For the first time in its history, Russia succeeded in producing more than a third of the world’s total natural diamonds during the year 2022.
According to recent indicators, this rate of production made Russia occupy, alongside African countries, nearly 90% of the global market size.
The total volume of diamond production in the world last year amounted to about 119.96 million carats, with 41.9 million carats of it in Russia alone.
This figure represents 34% of global production volume and was the share of Russia alone.
Since 2004, Russia has been producing between 22% and 33% of global diamond production on an annual basis.
Russia based its detection of these indicators on data from the Kimberley Process, which was established last year to combat what was known as blood diamonds.
In addition to Russia, African countries produced about 61.6 million carats of diamonds, with Botswana ranked first among African countries, producing 24.5 million carats.
It was followed by the Democratic Republic of the Congo with 9.9 million carats, and then South Africa with a production of 9.7 million carats.
These achievements come in light of the circulation of information about imposing possible sanctions on Russian diamond production, as the G7 countries, followed by the European Union, intend to impose sanctions on rough and polished diamonds produced in Russia as of January 1, 2024.
Although diamonds represent only a small percentage of Russian oil and gas revenues, they are an important source of revenue, generating more than $4 billion annually for the Kremlin through state-owned Alrosa, the world’s largest producer of rough stones.
Alrosa has a 99% monopoly on diamond production, with a third of its share directly owned by the Russian state and another third by regional governments.
Alrosa is a major exporter of diamonds both nationally and internationally.
In addition to Alrosa, the Russian state owns a huge stock of diamonds through Gokhran, or the State Fund for Precious Metals and Gemstones.
It should be noted that a group of countries is currently considering various proposals to ban Russian gemstones from their markets, which were presented by Belgium, India, France and the World Diamond Council.
These proposals include stones of large caliber and above in the first stage.
There is concern about tracing the source of the stones, which is a challenge for the diamond industry.
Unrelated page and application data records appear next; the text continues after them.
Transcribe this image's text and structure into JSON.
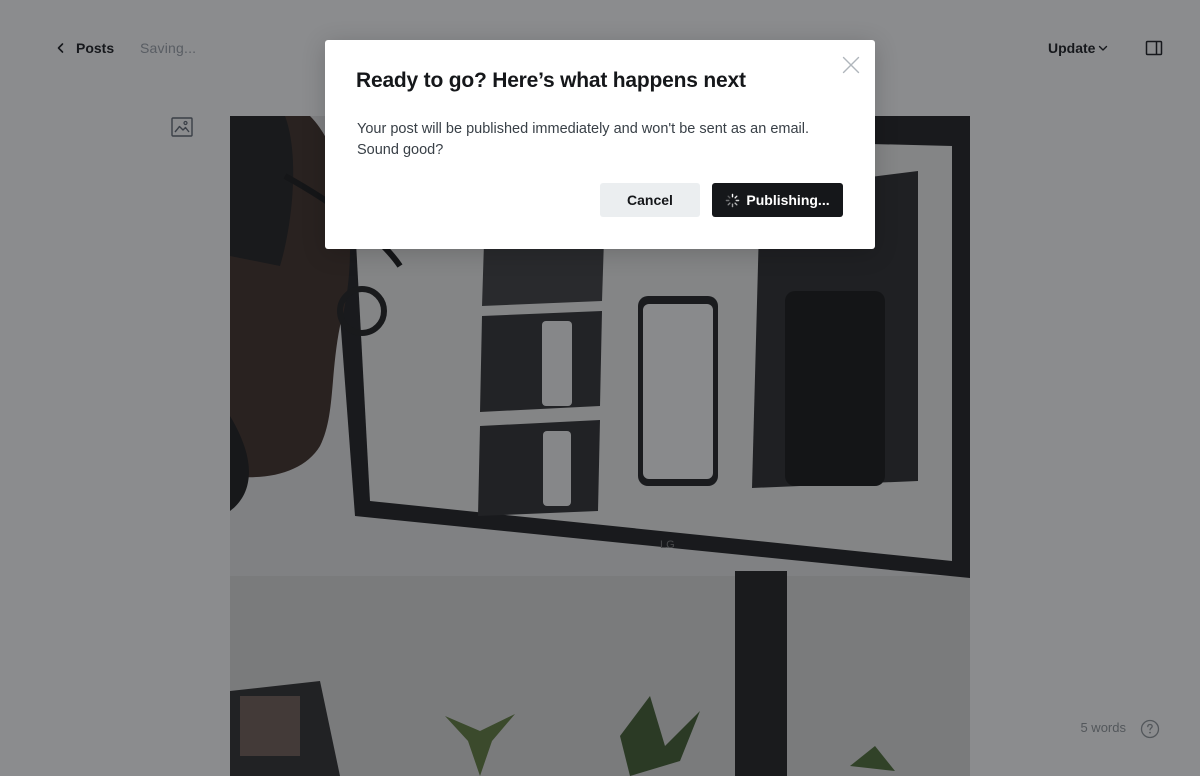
{
  "header": {
    "back_label": "Posts",
    "status": "Saving...",
    "update_label": "Update"
  },
  "editor": {
    "word_count": "5 words"
  },
  "modal": {
    "title": "Ready to go? Here’s what happens next",
    "body_line1": "Your post will be published immediately and won't be sent as an email.",
    "body_line2": "Sound good?",
    "cancel_label": "Cancel",
    "confirm_label": "Publishing..."
  },
  "icons": {
    "back": "chevron-left-icon",
    "update": "chevron-down-icon",
    "sidebar": "sidebar-toggle-icon",
    "feature_image": "image-icon",
    "help": "help-circle-icon",
    "close": "close-icon",
    "spinner": "spinner-icon"
  },
  "colors": {
    "primary_button": "#15171a",
    "secondary_button": "#ebeef0",
    "overlay": "rgba(24,26,30,0.5)",
    "muted_text": "#9aa1a9"
  }
}
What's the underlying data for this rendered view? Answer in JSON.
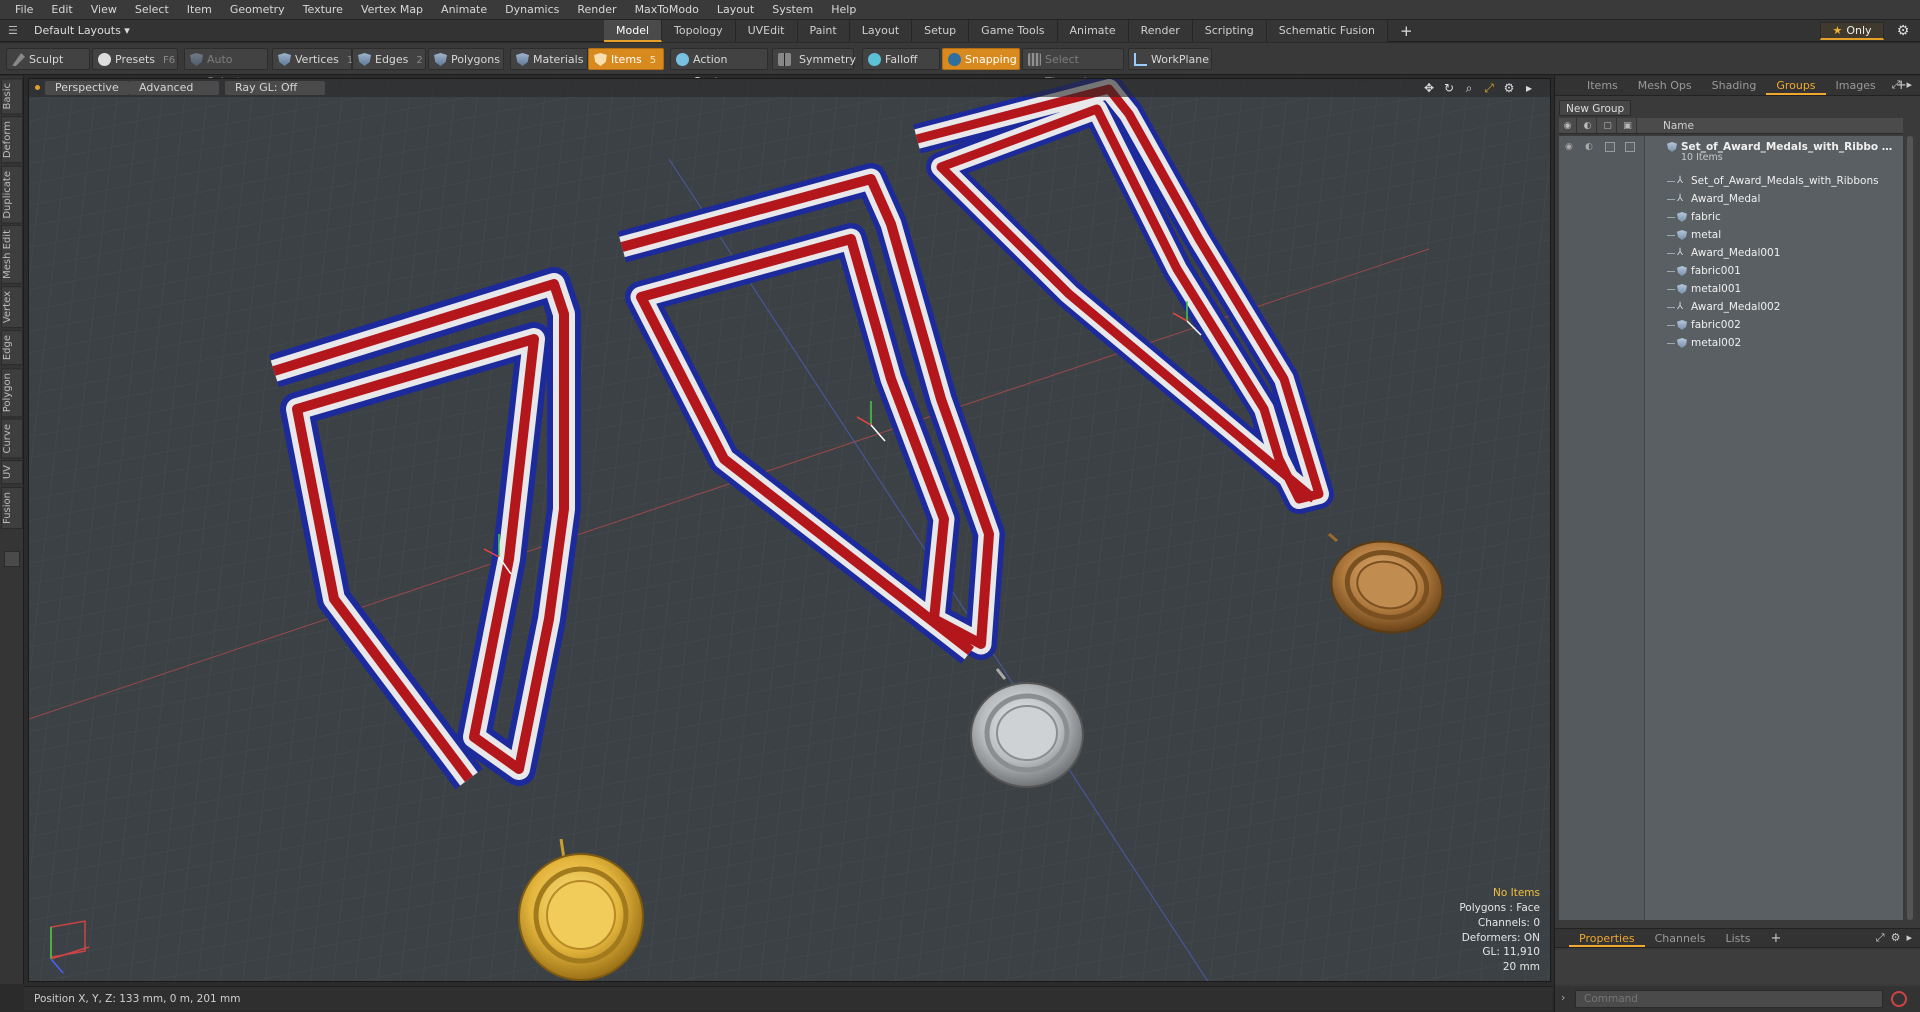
{
  "menubar": [
    "File",
    "Edit",
    "View",
    "Select",
    "Item",
    "Geometry",
    "Texture",
    "Vertex Map",
    "Animate",
    "Dynamics",
    "Render",
    "MaxToModo",
    "Layout",
    "System",
    "Help"
  ],
  "layout": {
    "select_label": "Default Layouts ▾",
    "tabs": [
      "Model",
      "Topology",
      "UVEdit",
      "Paint",
      "Layout",
      "Setup",
      "Game Tools",
      "Animate",
      "Render",
      "Scripting",
      "Schematic Fusion"
    ],
    "active_tab": "Model",
    "plus": "+",
    "only_label": "Only"
  },
  "toolbar": {
    "sculpt": "Sculpt",
    "presets": "Presets",
    "presets_key": "F6",
    "auto_select": "Auto Select",
    "vertices": "Vertices",
    "vertices_key": "1",
    "edges": "Edges",
    "edges_key": "2",
    "polygons": "Polygons",
    "materials": "Materials",
    "items": "Items",
    "items_key": "5",
    "action_center": "Action Center",
    "symmetry": "Symmetry",
    "falloff": "Falloff",
    "snapping": "Snapping",
    "select_through": "Select Through",
    "workplane": "WorkPlane"
  },
  "left_tabs": [
    "Basic",
    "Deform",
    "Duplicate",
    "Mesh Edit",
    "Vertex",
    "Edge",
    "Polygon",
    "Curve",
    "UV",
    "Fusion"
  ],
  "viewport": {
    "view_mode": "Perspective",
    "shading": "Advanced",
    "raygl": "Ray GL: Off",
    "info": {
      "no_items": "No Items",
      "polygons": "Polygons : Face",
      "channels": "Channels: 0",
      "deformers": "Deformers: ON",
      "gl": "GL: 11,910",
      "unit": "20 mm"
    }
  },
  "status": {
    "position": "Position X, Y, Z:   133 mm, 0 m, 201 mm"
  },
  "right_panel": {
    "tabs": [
      "Items",
      "Mesh Ops",
      "Shading",
      "Groups",
      "Images"
    ],
    "active_tab": "Groups",
    "plus": "+",
    "new_group": "New Group",
    "col_name": "Name",
    "root": {
      "label": "Set_of_Award_Medals_with_Ribbo …",
      "count": "10 Items"
    },
    "items": [
      {
        "label": "Set_of_Award_Medals_with_Ribbons",
        "icon": "locator-icon"
      },
      {
        "label": "Award_Medal",
        "icon": "locator-icon"
      },
      {
        "label": "fabric",
        "icon": "mesh-icon"
      },
      {
        "label": "metal",
        "icon": "mesh-icon"
      },
      {
        "label": "Award_Medal001",
        "icon": "locator-icon"
      },
      {
        "label": "fabric001",
        "icon": "mesh-icon"
      },
      {
        "label": "metal001",
        "icon": "mesh-icon"
      },
      {
        "label": "Award_Medal002",
        "icon": "locator-icon"
      },
      {
        "label": "fabric002",
        "icon": "mesh-icon"
      },
      {
        "label": "metal002",
        "icon": "mesh-icon"
      }
    ],
    "bottom_tabs": [
      "Properties",
      "Channels",
      "Lists"
    ],
    "bottom_active": "Properties",
    "command_placeholder": "Command"
  },
  "colors": {
    "accent": "#e6a128",
    "ribbon_red": "#b3161b",
    "ribbon_white": "#e8e8ea",
    "ribbon_blue": "#1c2a9c",
    "gold": "#e3b53c",
    "silver": "#b7bbbe",
    "bronze": "#b07a3e"
  }
}
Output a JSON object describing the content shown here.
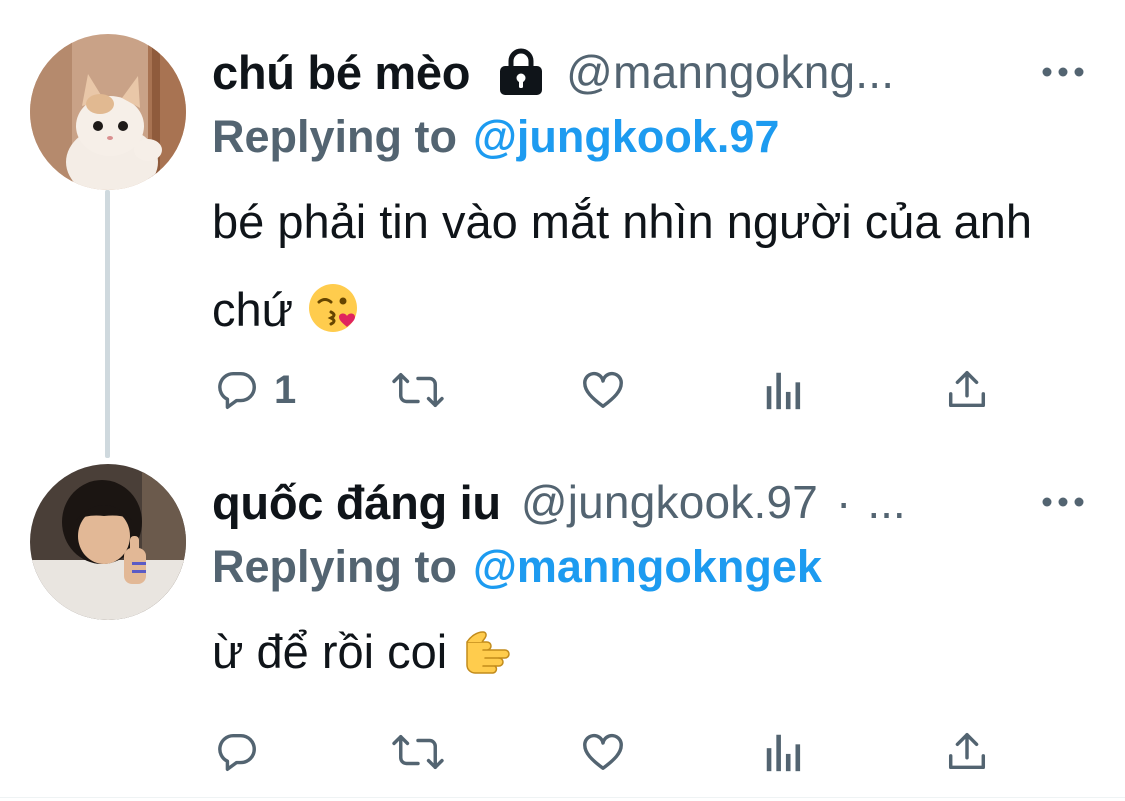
{
  "thread": [
    {
      "display_name": "chú bé mèo",
      "handle": "@manngokng...",
      "protected": true,
      "replying_label": "Replying to",
      "replying_to": "@jungkook.97",
      "text": "bé phải tin vào mắt nhìn người của anh chứ",
      "emoji": "face-blowing-a-kiss",
      "reply_count": "1",
      "avatar": "kitten-photo"
    },
    {
      "display_name": "quốc đáng iu",
      "handle": "@jungkook.97",
      "separator": "·",
      "trailing": "...",
      "replying_label": "Replying to",
      "replying_to": "@manngokngek",
      "text": "ừ để rồi coi",
      "emoji": "backhand-index-pointing-right",
      "reply_count": "",
      "avatar": "person-thumbs-up-photo"
    }
  ],
  "colors": {
    "text_primary": "#0f1419",
    "text_secondary": "#536471",
    "accent_blue": "#1d9bf0",
    "thread_line": "#cfd9de",
    "background": "#ffffff"
  },
  "icons": {
    "reply": "reply-icon",
    "retweet": "retweet-icon",
    "like": "like-icon",
    "analytics": "analytics-icon",
    "share": "share-icon",
    "more": "more-icon",
    "lock": "lock-icon"
  }
}
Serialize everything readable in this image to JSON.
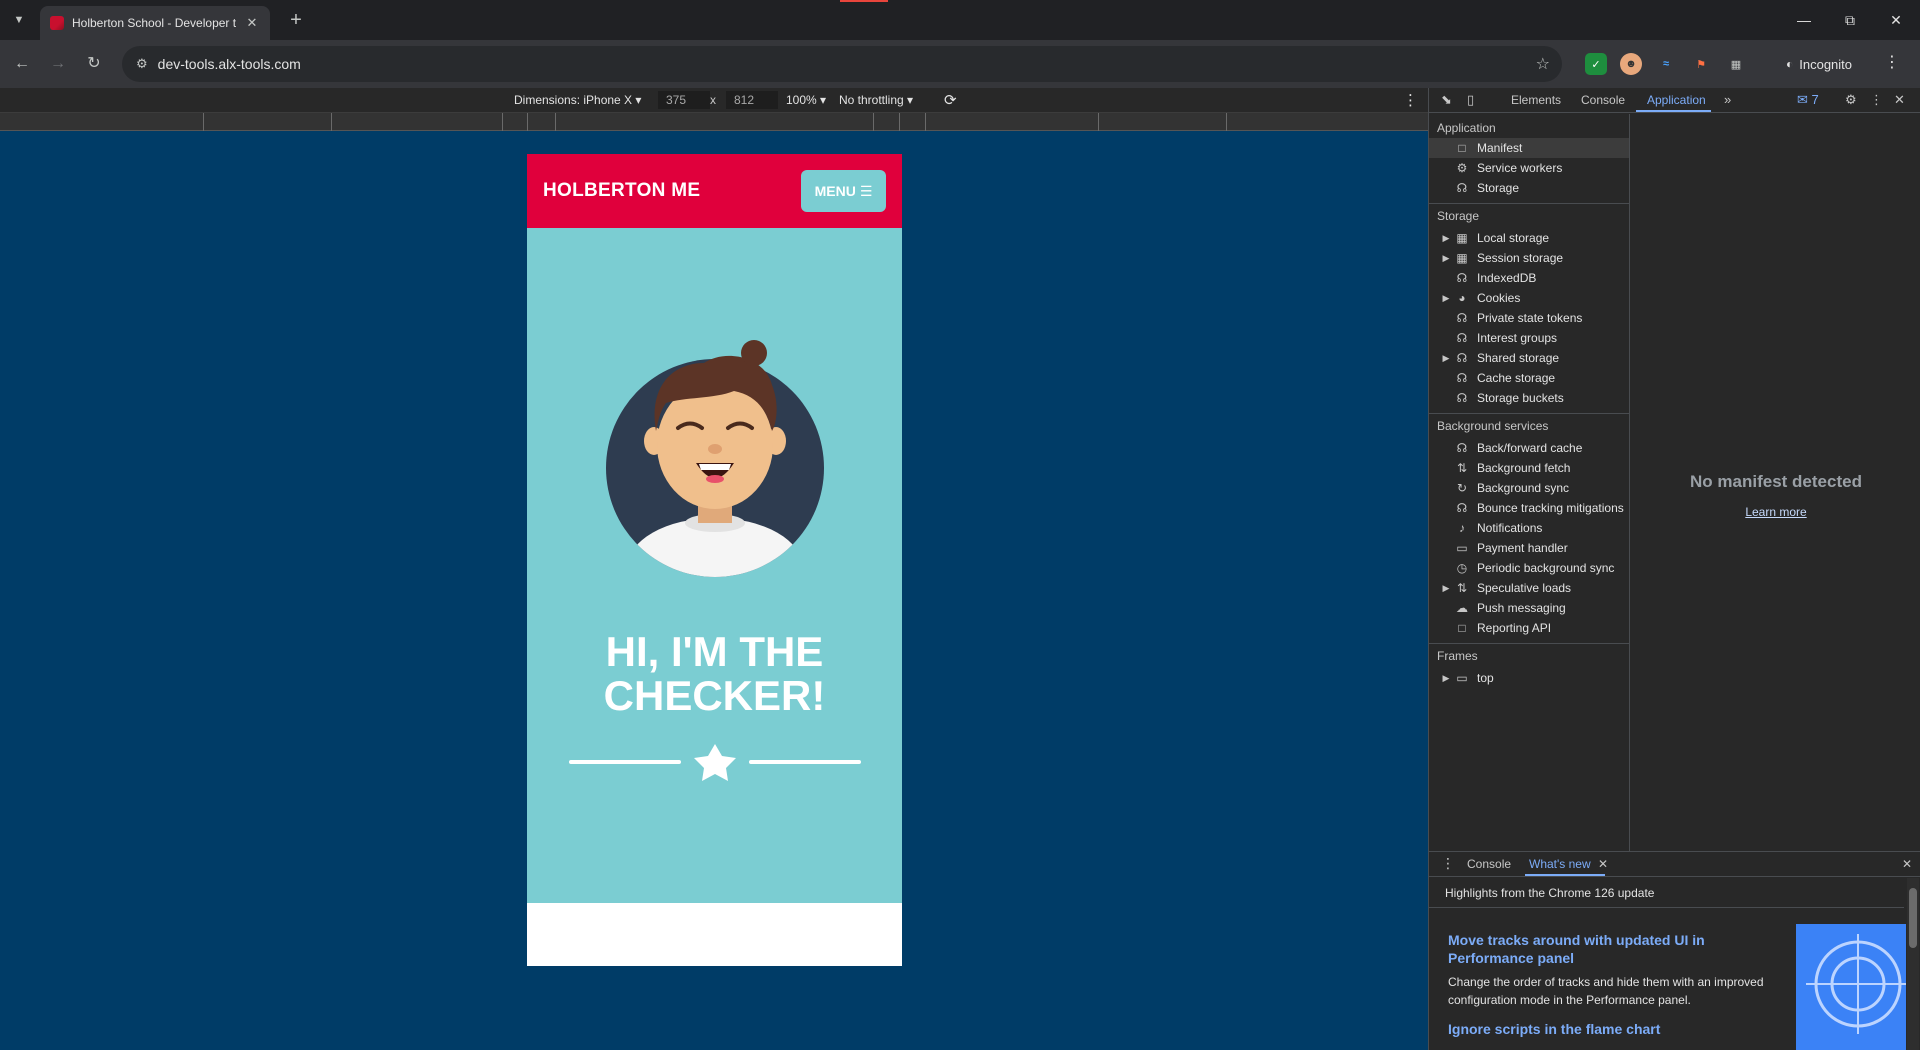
{
  "browser": {
    "tab_title": "Holberton School - Developer t",
    "url": "dev-tools.alx-tools.com",
    "incognito_label": "Incognito"
  },
  "device_toolbar": {
    "dimensions_label": "Dimensions: iPhone X",
    "width_value": "375",
    "times": "x",
    "height_value": "812",
    "zoom": "100%",
    "throttling": "No throttling"
  },
  "site": {
    "brand": "HOLBERTON ME",
    "menu_label": "MENU",
    "hero_line1": "HI, I'M THE",
    "hero_line2": "CHECKER!"
  },
  "devtools": {
    "tabs": [
      "Elements",
      "Console",
      "Application"
    ],
    "issues_count": "7",
    "sections": {
      "application": {
        "title": "Application",
        "items": [
          "Manifest",
          "Service workers",
          "Storage"
        ]
      },
      "storage": {
        "title": "Storage",
        "items": [
          "Local storage",
          "Session storage",
          "IndexedDB",
          "Cookies",
          "Private state tokens",
          "Interest groups",
          "Shared storage",
          "Cache storage",
          "Storage buckets"
        ]
      },
      "background": {
        "title": "Background services",
        "items": [
          "Back/forward cache",
          "Background fetch",
          "Background sync",
          "Bounce tracking mitigations",
          "Notifications",
          "Payment handler",
          "Periodic background sync",
          "Speculative loads",
          "Push messaging",
          "Reporting API"
        ]
      },
      "frames": {
        "title": "Frames",
        "items": [
          "top"
        ]
      }
    },
    "manifest": {
      "empty_title": "No manifest detected",
      "learn_more": "Learn more"
    },
    "drawer": {
      "tabs": [
        "Console",
        "What's new"
      ],
      "highlights": "Highlights from the Chrome 126 update",
      "articles": [
        {
          "title": "Move tracks around with updated UI in Performance panel",
          "desc": "Change the order of tracks and hide them with an improved configuration mode in the Performance panel."
        },
        {
          "title": "Ignore scripts in the flame chart",
          "desc": ""
        }
      ]
    }
  },
  "colors": {
    "viewport_bg": "#003c67",
    "header_red": "#e0003c",
    "hero_teal": "#7bcdd2",
    "devtools_accent": "#7cacf8"
  }
}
The proposals currently show interest mainly in rough diamonds.
It should be noted that tracking the source of diamonds after they are cut remains a complex challenge, and over time technology may evolve to enable this.